ACTIVITY:
Where in the data below does the word "description" appear? Copy each line that holds it.

Interface dataset entries:
--- START ---

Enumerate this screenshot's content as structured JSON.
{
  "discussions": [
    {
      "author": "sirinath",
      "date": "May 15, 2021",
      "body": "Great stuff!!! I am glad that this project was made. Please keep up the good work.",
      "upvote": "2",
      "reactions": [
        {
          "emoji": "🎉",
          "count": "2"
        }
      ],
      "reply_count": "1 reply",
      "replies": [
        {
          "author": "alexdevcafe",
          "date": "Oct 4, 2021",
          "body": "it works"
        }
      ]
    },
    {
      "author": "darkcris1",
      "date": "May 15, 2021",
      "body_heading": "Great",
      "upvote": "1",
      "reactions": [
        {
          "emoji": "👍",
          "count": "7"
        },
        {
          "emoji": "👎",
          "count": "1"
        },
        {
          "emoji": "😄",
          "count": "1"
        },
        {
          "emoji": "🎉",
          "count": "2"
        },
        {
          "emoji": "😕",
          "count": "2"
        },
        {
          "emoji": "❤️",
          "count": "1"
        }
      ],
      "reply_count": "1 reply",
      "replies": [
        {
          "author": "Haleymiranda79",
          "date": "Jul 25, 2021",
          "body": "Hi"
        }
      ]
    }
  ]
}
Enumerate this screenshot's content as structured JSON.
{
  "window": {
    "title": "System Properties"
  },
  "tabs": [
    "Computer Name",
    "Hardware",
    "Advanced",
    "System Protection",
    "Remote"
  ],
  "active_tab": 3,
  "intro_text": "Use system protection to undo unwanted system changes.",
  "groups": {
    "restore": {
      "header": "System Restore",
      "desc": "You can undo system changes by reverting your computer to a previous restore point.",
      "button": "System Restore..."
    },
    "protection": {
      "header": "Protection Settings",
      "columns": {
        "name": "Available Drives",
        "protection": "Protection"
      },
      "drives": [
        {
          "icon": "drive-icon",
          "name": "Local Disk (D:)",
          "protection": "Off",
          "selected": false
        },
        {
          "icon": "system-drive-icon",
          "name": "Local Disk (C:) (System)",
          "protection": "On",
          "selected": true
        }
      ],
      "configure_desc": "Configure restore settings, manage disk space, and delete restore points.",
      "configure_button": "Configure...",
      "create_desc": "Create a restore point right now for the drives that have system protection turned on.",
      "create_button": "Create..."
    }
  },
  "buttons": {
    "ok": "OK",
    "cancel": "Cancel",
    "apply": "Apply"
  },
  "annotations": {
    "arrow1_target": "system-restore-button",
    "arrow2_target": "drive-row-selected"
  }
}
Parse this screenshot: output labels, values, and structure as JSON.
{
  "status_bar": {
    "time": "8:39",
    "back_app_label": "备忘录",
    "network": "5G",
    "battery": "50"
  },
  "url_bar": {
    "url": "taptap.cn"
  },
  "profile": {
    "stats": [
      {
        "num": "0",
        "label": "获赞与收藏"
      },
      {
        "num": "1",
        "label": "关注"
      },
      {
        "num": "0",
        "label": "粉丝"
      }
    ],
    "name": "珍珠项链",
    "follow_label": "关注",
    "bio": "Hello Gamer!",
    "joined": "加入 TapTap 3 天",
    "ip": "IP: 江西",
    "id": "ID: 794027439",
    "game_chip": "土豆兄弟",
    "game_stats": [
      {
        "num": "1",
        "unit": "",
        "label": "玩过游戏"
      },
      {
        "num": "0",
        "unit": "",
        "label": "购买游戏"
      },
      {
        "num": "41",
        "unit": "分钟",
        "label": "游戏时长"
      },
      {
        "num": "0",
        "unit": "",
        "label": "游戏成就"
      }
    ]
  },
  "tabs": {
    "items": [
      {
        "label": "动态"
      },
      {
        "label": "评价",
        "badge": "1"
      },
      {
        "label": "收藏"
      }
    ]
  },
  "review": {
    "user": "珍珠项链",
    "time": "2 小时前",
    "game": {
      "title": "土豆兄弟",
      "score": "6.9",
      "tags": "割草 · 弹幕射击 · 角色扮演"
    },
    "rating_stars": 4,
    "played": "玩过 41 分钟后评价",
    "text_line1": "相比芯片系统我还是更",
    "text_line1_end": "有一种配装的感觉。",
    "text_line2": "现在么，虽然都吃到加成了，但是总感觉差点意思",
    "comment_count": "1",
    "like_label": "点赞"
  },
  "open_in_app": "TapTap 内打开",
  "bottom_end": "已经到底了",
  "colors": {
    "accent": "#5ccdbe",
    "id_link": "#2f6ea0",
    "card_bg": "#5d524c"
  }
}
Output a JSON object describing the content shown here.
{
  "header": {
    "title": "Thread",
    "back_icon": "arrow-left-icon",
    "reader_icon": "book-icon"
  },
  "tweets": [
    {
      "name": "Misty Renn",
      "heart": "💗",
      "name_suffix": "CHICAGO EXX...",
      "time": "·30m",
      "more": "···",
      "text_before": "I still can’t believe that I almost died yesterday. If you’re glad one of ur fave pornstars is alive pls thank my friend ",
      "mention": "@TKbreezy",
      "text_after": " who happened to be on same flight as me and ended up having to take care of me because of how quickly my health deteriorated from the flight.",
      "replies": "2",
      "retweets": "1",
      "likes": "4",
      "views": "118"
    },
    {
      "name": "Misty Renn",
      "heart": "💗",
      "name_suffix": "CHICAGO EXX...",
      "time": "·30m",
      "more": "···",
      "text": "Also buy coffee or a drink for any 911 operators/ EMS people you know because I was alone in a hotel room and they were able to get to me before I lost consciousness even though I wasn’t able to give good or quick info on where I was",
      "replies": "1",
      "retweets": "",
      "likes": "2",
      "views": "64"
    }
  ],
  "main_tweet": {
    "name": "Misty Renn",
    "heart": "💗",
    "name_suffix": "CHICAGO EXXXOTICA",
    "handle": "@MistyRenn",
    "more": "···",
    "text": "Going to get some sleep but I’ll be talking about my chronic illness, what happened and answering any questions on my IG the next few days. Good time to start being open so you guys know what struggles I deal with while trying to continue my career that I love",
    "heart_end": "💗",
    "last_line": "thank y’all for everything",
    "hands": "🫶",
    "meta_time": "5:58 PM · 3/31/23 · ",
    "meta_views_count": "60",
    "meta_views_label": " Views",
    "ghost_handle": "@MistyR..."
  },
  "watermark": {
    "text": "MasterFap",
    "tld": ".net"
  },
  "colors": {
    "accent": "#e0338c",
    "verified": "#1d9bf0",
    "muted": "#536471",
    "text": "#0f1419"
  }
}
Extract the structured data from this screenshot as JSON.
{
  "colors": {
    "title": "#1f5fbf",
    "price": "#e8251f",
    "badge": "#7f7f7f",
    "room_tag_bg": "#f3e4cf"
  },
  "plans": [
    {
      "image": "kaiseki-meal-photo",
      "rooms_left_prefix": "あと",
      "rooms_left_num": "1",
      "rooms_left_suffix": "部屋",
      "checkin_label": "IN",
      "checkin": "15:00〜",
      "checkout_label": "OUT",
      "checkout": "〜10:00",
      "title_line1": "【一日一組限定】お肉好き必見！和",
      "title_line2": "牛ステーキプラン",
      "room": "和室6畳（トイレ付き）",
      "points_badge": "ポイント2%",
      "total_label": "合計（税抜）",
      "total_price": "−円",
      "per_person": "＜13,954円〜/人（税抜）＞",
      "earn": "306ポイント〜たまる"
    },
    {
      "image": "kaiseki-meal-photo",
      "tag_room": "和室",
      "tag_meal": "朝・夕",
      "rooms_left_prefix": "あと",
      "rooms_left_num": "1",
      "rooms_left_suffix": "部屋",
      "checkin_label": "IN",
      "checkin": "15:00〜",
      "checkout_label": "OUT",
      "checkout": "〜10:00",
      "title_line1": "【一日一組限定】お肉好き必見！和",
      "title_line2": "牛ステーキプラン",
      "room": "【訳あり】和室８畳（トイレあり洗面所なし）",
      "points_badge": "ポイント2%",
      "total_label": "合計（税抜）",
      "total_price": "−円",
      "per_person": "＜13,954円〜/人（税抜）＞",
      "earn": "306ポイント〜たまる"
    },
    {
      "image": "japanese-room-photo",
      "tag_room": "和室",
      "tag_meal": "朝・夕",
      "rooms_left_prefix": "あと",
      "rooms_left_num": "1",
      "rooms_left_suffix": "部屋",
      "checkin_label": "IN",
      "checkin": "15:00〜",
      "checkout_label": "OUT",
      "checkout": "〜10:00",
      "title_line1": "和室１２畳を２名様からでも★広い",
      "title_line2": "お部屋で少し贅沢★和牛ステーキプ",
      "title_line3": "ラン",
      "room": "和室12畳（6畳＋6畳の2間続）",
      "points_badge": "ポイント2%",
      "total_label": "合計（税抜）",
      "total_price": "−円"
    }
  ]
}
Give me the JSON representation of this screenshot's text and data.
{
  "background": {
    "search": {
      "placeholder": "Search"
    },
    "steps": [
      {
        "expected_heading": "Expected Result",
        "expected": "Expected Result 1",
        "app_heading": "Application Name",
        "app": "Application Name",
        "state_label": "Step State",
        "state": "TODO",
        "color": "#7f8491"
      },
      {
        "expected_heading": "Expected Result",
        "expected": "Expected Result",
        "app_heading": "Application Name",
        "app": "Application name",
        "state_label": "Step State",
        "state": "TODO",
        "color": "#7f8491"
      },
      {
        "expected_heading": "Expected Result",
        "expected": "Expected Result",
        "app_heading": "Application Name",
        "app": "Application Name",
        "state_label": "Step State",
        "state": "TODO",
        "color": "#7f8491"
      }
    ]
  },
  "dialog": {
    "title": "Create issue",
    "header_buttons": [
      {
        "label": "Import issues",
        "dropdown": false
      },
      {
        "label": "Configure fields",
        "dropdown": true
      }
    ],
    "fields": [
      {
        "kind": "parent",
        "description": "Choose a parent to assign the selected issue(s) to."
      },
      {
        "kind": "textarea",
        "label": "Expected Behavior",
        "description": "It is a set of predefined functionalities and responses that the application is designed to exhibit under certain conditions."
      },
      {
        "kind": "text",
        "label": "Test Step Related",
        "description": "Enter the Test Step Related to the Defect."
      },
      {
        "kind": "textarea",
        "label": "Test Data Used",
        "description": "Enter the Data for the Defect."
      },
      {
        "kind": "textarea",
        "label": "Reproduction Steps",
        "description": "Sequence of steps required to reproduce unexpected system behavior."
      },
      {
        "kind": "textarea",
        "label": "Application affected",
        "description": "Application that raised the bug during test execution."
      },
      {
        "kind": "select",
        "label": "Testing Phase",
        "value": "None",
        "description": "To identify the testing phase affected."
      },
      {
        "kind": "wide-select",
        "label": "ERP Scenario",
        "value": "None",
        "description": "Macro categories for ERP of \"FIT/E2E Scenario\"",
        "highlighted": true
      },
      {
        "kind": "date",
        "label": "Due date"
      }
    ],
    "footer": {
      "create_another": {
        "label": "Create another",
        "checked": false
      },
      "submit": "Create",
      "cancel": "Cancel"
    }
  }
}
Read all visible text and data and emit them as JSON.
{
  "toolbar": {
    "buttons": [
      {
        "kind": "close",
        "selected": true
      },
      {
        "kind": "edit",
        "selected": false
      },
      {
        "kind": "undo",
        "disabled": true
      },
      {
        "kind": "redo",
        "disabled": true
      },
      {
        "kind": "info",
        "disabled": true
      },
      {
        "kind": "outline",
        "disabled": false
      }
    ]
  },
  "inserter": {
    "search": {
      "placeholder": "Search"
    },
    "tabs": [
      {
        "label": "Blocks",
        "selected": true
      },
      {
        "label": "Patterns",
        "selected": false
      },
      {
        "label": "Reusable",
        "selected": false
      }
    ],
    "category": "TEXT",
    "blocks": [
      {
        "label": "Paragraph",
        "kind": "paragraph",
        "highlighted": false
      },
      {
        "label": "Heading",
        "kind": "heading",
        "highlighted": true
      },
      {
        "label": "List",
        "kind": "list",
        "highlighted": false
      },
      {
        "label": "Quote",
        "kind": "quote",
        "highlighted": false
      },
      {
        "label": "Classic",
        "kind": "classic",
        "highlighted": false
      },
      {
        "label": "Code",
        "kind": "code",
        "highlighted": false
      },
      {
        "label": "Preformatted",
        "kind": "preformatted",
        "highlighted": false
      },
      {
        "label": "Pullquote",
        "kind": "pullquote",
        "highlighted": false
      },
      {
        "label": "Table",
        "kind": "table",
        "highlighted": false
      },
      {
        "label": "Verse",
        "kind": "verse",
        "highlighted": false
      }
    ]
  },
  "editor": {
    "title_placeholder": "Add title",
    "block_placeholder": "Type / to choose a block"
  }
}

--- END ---

ANSWER TO THE EXERCISE:
        "description": "Choose a parent to assign the selected issue(s) to."
        "description": "It is a set of predefined functionalities and responses that the application is designed to exhibit under certain conditions."
        "description": "Enter the Test Step Related to the Defect."
        "description": "Enter the Data for the Defect."
        "description": "Sequence of steps required to reproduce unexpected system behavior."
        "description": "Application that raised the bug during test execution."
        "description": "To identify the testing phase affected."
        "description": "Macro categories for ERP of \"FIT/E2E Scenario\"",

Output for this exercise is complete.